I’m in the midst of a writer’s journey. On 22 November, my first work of fiction (fit for public consumption) is making its debut at Taunton Literary Festival, in Somerset. With just over a month to go, I’m beginning to feel the pressure. This is the bit of writing we don’t think about, when we sit and put pen to paper. So here’s the story of my script’s journey from page to lit fest.
It all began last year, when I went on a ‘writing for radio’ workshop, in Bristol. I’d had an idea for what I’d always thought was a short story, but it had never really taken shape. However, when I turned it into an idea for a radio play, it suddenly flowered from a glimmer of an idea, to a full-blown story. By February I’d written a finished draft and taken it to Writer’s Anon for feedback. They liked it, which made me decide to record it myself.
Luckily, I have lots of talented friends. I pulled lots of favours and found myself an actor and a producer. With dreams of being the next Orson Welles, we gathered to do a script read through. It went well, it was April and we had no deadline, so all was well with the world. But that didn’t last.
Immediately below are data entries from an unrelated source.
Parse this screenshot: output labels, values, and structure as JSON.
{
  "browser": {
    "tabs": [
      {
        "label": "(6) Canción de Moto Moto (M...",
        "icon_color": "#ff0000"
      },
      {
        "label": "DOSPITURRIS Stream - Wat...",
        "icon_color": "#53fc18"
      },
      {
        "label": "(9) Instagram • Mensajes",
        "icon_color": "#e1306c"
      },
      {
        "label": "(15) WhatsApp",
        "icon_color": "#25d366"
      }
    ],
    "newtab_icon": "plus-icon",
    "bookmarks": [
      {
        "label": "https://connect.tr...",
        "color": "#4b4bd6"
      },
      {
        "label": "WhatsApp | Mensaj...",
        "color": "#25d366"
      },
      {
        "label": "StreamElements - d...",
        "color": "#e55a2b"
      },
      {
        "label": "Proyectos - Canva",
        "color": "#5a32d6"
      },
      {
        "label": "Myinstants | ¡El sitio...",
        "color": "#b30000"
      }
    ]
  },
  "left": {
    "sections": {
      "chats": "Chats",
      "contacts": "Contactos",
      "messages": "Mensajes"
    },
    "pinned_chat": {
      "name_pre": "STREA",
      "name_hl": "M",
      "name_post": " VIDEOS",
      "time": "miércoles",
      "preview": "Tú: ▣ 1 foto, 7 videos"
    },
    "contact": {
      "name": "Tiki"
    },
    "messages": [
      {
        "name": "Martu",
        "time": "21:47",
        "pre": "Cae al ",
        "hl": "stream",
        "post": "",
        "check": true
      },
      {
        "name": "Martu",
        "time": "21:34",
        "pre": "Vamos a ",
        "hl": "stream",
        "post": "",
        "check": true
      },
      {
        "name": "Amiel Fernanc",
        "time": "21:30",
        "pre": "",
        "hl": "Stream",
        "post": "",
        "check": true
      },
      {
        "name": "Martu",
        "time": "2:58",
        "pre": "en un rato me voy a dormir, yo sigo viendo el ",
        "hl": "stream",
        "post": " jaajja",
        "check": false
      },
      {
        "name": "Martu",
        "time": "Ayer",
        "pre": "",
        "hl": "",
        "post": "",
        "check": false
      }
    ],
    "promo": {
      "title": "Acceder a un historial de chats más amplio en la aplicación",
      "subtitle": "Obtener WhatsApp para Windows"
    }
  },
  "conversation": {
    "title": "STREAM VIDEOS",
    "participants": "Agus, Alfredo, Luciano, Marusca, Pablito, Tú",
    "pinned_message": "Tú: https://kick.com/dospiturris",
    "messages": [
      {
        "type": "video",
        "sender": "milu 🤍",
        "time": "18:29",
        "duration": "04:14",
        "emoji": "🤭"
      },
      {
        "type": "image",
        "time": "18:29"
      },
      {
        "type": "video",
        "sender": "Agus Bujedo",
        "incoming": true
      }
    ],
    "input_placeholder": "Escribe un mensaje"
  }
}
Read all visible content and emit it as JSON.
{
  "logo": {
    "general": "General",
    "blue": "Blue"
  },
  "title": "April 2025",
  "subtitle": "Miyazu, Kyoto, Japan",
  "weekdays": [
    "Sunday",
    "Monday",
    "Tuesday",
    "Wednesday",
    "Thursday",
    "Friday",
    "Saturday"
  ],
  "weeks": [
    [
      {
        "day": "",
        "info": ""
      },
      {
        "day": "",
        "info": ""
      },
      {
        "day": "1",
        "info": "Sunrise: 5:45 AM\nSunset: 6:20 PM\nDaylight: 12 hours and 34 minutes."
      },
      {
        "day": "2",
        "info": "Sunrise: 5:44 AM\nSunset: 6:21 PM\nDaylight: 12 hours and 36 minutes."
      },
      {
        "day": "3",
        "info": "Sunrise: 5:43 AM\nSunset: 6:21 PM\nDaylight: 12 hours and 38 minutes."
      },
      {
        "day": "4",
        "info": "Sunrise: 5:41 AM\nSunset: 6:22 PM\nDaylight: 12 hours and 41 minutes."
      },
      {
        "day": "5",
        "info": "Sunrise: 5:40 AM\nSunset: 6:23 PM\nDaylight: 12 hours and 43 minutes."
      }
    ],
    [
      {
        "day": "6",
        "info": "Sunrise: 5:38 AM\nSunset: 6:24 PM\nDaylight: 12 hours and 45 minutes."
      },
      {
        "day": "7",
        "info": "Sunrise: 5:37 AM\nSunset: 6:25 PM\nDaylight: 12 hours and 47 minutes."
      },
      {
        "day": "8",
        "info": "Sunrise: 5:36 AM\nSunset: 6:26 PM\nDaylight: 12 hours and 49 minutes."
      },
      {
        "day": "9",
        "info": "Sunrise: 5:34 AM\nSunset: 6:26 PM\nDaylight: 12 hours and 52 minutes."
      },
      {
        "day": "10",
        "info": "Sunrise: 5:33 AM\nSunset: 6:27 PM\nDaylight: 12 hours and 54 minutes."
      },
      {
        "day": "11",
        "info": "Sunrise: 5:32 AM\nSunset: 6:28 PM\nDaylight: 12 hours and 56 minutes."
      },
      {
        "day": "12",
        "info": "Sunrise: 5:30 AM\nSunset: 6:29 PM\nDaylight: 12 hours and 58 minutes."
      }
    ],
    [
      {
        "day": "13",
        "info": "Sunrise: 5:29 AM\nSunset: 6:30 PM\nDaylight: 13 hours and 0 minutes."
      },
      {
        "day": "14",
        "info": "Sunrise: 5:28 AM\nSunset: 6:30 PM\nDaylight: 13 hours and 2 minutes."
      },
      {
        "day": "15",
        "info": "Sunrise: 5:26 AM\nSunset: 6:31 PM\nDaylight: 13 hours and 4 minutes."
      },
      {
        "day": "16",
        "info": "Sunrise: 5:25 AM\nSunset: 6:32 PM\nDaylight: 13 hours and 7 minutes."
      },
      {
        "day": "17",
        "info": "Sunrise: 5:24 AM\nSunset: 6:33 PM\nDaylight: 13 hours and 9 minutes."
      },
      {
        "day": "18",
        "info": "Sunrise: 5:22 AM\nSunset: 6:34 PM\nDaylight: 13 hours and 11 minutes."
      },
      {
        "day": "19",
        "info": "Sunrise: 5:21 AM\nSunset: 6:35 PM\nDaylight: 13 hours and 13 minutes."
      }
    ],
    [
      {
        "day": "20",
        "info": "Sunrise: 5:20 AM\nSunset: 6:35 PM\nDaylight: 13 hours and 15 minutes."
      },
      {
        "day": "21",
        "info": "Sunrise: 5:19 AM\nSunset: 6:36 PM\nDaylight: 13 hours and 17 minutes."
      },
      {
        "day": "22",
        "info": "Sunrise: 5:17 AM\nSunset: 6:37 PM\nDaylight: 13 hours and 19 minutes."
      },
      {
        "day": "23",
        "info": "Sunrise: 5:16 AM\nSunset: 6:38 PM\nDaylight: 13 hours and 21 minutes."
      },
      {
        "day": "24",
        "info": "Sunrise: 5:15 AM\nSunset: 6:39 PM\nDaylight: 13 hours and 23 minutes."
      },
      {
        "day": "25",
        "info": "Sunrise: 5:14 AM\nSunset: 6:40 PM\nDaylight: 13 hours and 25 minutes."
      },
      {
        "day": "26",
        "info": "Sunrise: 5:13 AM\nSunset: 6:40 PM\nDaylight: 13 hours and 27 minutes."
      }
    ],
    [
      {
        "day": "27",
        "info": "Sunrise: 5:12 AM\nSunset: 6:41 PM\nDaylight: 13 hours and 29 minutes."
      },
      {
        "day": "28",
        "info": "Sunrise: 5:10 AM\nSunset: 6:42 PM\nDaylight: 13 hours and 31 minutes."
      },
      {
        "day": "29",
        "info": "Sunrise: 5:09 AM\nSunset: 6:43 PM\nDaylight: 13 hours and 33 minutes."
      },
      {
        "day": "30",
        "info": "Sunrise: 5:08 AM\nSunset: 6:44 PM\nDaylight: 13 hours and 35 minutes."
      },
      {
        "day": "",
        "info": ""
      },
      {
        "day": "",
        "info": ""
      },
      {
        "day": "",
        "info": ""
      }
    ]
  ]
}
Unfortunately, we were all holding down jobs and families etc. My actor is a school teacher, so term time was too busy to take time out. We were going to have to wait for the summer holidays to actually record the play. That was all fine, until I mentioned it to Lionel Ward, who runs Taunton Literary Festival and he offered me a spot to broadcast the play. All of a sudden, we had a November deadline and the summer was zooming by.
My producer had the brilliant idea of recording the play on location in my house and garden, rather than hiring a studio and then trying to fake the ambient effects. It saved me some cash and it gave us more flexibility. So, in August we gathered to perform the play for real and it was wonderful to hear those characters come to life. We thought a day would be enough, but it all took longer than we thought it would. We were going to need another day of recording.
Two weeks later, we squeezed in one last day to get the remaining scenes done, just a few days before our actor became a school teacher, once more. With all the takes recorded, it was time to hand things over to the producer and wait for him to put a rough edit together.
Meanwhile, the lit fest needed blurb on the play and photos of us all, for marketing and promotion. I also had to design a poster. With just over a month to go, tickets are now on sale and we’re still working on post production, with sound effects and music to record. We’ve got to pull this thing together and fast. But I’ve also got to start marketing to ensure we sell tickets for the event.
Of course the rough edit was just the start. Last week we went through three hours of takes to pick the best ones and this week, we overdubbed some dialogue and started the fun process of recording sound effects. But with still so much to do and my producer heading off for a business trip abroad, next week, I’m beginning to feel the pressure.
This is the part we don’t see, when we read a book or watch a film. We don’t sense the stress and the feeling of responsibility that comes with asking for people to part with their cash for the pleasure of experiencing your morsel of creativity. The fact that I’m doing it all myself, with no agent or publisher or production company makes it harder. Self-publishing sounds like an easy option, but it means you have to be editor, director, marketing and PR department, as well as sales and of course the writer.
Writing is a slightly mad endeavour. We never know if anyone will ever read the product of our labours, but we do it anyway. But writing is actually just the start of getting your product out there. I’ve just got to believe that the play will be done in time and we will have an audience. I’ll let you know.
You can also come and see or hear for yourself. The Garden is my radio play and will be at Taunton Literary Festival on 22 November, at 7pm at Brendon Books in Taunton, Somerset. Tickets are £7 and available here.